Sunday, February 20, 2011

Solaris 10 dfstab bug

I'll admit, it's been awhile since I have had to present NFS shares on Solaris 10 that were not ZFS file systems. ZFS makes this pretty easy, but hey, it's not like it was terribly difficult to edit the /etc/dfs/dfstab file. But after a recent head banging experience where my dfstab file would get magically overwritten during reboots, and my shares commented out; I started to wonder if I really need to hang up this IT thing and open the donut shop.

It turns out that Oracle has a little bug in Solaris 10 (6941744) which basically says that libsharecore.c has some incorrect code that improperly affects Solaris 10 systems.

Based on this thread it doesn't sound like a fix is here yet, so I put this together quickly to get past the issue. While I have no reason to suspect this script will cause issues, I provide it to you with the understanding that you will ensure it is the right solution for your environment. I placed this script at /etc/init.d/local, and linked it to rc2.d and rc3.d as necessary.

# This is a cleanup script due to an issue in Solaris 10 update 9 and previous
# SUN/Oracle bug 6941744
# From /etc/dfs/dfstab
# --------------------
# Use the sharemgr(1m) command for all share management
# This file is reconstructed and only maintained for backward
# compatibility. Configuration lines could be lost.
# --------------------
# created by Justin Richards, Lumenate
# Version 1.0 Date 02202011

case "$1" in
$CAT /etc/dfs/dfstab | $SED '/^# Error: Syntax: /s/# Error: Syntax: //' > /etc/dfs/dfstab.tmp ;\
$CP /etc/dfs/dfstab.tmp /etc/dfs/dfstab ; $SHARE
echo "Usage: $0 {start|restart}"
exit 1


Thursday, February 17, 2011

That Looks Bad

Ever been caught in a situation like this (see more)? Last year we documented various recovery procedures for one of our clients to assist them with full system recovery without the assistance of Symantec’s Bare Metal Restore (BMR).

We took care to only document procedures that a systems administrator could follow without the aid of the NetBackup admins, so I told the admin, “hey, since you are the target audience for these procedures, I’ll just look over your shoulders as you follow them.”

Enter Mr. Murphy. Obviously, one critical step in the restore process is restoring the C:\ drive. When it came time to select the recovery point in time, the NetBackup Backup, Archive, and Restore (BAR) application pops up the following dialog:

“That’s funny. I don’t find that on my procedures,” said the admin with a grin. Yeah, I know.

I knew the server had good backups, so why was NetBackup giving me the stiff arm? I checked the policy configuration on NetBackup and realized NetBackup 7 no longer has an “MS-Windows-NT” policy, but “MS-Windows” instead.

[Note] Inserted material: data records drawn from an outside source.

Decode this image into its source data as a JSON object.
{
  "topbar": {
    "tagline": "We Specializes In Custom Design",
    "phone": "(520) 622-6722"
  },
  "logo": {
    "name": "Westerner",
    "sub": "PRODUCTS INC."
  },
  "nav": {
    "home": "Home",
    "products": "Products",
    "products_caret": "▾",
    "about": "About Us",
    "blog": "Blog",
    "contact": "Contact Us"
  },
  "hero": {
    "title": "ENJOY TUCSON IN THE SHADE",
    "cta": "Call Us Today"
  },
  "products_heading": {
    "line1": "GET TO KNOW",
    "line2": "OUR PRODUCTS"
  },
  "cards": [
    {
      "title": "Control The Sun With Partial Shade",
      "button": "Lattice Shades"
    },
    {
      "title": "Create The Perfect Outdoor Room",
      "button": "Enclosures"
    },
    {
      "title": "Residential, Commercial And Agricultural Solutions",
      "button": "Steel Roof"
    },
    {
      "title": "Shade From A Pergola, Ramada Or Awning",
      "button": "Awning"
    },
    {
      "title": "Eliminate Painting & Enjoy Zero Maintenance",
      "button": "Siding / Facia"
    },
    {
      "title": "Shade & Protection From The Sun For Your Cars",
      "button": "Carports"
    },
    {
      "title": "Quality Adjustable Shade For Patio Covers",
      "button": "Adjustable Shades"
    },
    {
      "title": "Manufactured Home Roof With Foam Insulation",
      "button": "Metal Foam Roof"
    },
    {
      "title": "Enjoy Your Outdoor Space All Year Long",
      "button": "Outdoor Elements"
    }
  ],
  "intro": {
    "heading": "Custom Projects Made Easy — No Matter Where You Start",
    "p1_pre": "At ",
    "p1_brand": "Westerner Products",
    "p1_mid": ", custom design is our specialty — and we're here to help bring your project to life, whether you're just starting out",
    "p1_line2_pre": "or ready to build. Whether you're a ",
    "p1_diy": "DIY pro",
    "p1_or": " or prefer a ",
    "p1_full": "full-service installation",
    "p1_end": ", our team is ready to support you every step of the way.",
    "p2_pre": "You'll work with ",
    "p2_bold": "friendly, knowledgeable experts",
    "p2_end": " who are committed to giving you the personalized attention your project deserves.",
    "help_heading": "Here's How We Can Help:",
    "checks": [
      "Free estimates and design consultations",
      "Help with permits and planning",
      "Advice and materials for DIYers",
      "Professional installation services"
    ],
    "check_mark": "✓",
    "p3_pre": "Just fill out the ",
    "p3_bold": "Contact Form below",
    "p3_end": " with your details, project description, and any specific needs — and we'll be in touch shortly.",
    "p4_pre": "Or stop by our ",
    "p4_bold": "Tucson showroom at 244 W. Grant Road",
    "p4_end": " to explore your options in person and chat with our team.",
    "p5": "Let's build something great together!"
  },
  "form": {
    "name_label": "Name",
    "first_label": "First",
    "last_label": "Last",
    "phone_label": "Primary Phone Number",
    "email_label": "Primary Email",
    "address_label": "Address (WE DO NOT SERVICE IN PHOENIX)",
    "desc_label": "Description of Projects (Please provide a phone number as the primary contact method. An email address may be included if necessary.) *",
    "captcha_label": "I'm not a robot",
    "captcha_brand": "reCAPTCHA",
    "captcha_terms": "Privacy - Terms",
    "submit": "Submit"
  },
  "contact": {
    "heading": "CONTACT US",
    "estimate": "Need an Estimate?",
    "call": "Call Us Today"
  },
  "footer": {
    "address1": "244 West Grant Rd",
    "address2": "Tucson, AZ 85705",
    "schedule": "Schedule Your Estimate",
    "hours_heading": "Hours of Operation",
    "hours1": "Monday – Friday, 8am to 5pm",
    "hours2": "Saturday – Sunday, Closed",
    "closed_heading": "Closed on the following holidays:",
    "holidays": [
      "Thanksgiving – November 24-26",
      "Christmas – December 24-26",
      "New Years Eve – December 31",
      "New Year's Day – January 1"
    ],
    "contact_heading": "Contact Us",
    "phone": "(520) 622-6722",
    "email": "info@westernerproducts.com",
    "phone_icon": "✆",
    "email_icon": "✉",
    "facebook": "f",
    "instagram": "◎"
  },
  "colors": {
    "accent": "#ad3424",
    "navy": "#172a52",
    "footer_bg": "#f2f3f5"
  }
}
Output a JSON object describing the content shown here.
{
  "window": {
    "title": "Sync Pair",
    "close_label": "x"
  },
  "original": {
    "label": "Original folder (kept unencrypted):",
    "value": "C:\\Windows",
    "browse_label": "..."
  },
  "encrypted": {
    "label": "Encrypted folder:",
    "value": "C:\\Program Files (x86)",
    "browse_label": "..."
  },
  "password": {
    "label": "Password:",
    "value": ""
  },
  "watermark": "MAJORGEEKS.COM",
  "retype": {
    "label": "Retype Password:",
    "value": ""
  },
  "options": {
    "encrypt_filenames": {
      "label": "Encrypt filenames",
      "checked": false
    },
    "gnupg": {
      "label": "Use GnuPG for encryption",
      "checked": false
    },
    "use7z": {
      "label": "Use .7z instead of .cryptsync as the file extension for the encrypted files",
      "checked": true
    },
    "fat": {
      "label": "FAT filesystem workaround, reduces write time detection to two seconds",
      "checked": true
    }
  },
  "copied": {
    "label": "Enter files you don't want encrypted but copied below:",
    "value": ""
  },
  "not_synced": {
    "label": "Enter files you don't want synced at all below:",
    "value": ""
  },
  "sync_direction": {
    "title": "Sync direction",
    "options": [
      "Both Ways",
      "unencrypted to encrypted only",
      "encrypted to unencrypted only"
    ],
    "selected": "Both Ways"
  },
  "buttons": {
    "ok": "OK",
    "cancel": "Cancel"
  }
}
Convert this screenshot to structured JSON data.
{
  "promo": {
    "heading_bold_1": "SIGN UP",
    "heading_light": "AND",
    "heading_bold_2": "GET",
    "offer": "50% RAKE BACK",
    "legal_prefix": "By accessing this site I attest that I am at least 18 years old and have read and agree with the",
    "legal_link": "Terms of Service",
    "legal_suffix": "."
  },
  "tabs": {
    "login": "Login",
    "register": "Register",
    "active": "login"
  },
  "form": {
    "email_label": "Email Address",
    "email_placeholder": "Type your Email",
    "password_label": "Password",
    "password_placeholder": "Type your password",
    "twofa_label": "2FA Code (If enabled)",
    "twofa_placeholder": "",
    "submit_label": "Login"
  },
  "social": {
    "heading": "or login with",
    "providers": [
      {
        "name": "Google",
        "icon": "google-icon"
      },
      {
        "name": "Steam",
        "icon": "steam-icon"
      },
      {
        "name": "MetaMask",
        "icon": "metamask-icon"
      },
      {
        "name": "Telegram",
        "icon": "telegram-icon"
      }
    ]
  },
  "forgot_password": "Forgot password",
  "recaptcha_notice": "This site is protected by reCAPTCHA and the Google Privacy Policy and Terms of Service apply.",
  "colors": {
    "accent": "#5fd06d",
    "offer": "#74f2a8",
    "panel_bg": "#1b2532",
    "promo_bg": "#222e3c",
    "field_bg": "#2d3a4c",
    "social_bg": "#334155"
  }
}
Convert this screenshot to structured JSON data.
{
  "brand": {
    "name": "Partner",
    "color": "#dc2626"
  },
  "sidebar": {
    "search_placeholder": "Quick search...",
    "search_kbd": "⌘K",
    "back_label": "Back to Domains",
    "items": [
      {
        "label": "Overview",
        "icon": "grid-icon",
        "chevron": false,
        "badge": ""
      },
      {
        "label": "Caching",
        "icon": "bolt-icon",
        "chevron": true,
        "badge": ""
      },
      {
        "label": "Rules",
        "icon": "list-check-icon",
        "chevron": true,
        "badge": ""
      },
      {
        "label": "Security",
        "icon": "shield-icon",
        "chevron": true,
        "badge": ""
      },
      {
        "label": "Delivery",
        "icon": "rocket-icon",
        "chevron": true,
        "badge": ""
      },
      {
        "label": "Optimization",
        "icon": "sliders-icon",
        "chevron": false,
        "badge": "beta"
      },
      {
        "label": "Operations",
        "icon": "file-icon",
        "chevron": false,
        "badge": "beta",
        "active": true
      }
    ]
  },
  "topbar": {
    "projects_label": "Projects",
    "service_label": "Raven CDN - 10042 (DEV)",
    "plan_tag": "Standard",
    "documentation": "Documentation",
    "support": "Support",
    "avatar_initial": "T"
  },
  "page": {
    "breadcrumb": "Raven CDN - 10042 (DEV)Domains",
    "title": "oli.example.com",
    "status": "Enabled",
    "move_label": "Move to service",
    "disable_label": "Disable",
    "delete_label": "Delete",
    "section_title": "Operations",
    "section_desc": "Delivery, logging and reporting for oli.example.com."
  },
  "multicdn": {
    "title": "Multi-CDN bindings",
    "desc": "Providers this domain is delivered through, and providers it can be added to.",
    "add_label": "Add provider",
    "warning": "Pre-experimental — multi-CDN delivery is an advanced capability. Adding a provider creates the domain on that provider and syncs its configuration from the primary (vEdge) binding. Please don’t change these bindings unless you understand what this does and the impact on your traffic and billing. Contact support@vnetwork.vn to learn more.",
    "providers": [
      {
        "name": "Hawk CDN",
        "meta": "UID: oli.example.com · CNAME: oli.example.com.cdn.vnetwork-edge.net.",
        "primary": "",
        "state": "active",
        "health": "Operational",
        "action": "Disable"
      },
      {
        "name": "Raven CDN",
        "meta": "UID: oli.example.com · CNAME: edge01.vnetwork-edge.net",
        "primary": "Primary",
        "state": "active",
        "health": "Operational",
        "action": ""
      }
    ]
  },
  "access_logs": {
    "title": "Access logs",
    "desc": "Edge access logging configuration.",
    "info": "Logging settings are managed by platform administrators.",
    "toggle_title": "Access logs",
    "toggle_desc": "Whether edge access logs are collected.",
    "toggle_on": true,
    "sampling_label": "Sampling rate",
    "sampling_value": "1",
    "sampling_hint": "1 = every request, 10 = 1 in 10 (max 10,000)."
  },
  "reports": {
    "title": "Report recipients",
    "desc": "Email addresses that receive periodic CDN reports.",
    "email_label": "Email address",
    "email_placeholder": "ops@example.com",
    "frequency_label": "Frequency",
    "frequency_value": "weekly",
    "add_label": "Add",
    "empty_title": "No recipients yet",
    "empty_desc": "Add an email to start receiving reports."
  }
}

Let’s face it, I understand why Symantec changed the name of this policy type. One could argue this change should’ve been made a long time ago, and it’s a great example of how seemingly innocent changes can have unintended consequences.

Since BAR can restore from any policy type, we attempted to configure it for “MS-Windows” instead of “MS-Windows-NT", but BAR knew nothing of “MS-Windows” because it was a NetBackup 6.5.x client.

Fortunately, there was a way out. We completed our restore procedures using server-directed restores (thanks to Frank for the great suggestion). I simply initiated the restore from the Java admin GUI. Now I’ve got some screen shots with which to update the documentation.

Here were the key components for a successful restore:
  • Install NetBackup to a drive other than C:\
  • Remove the system from a domain (if this applies) prior to attempting the System_State restore.
  • Add the system to DNS or ensure forward/reverse name lookups function
  • I found some invalid SERVER entries in the client’s SERVER list that prevented a successful restore.
  • Check available disk space before the restore.
  • Delete the Windows page file (or reduce it greatly) prior to restoring the system state.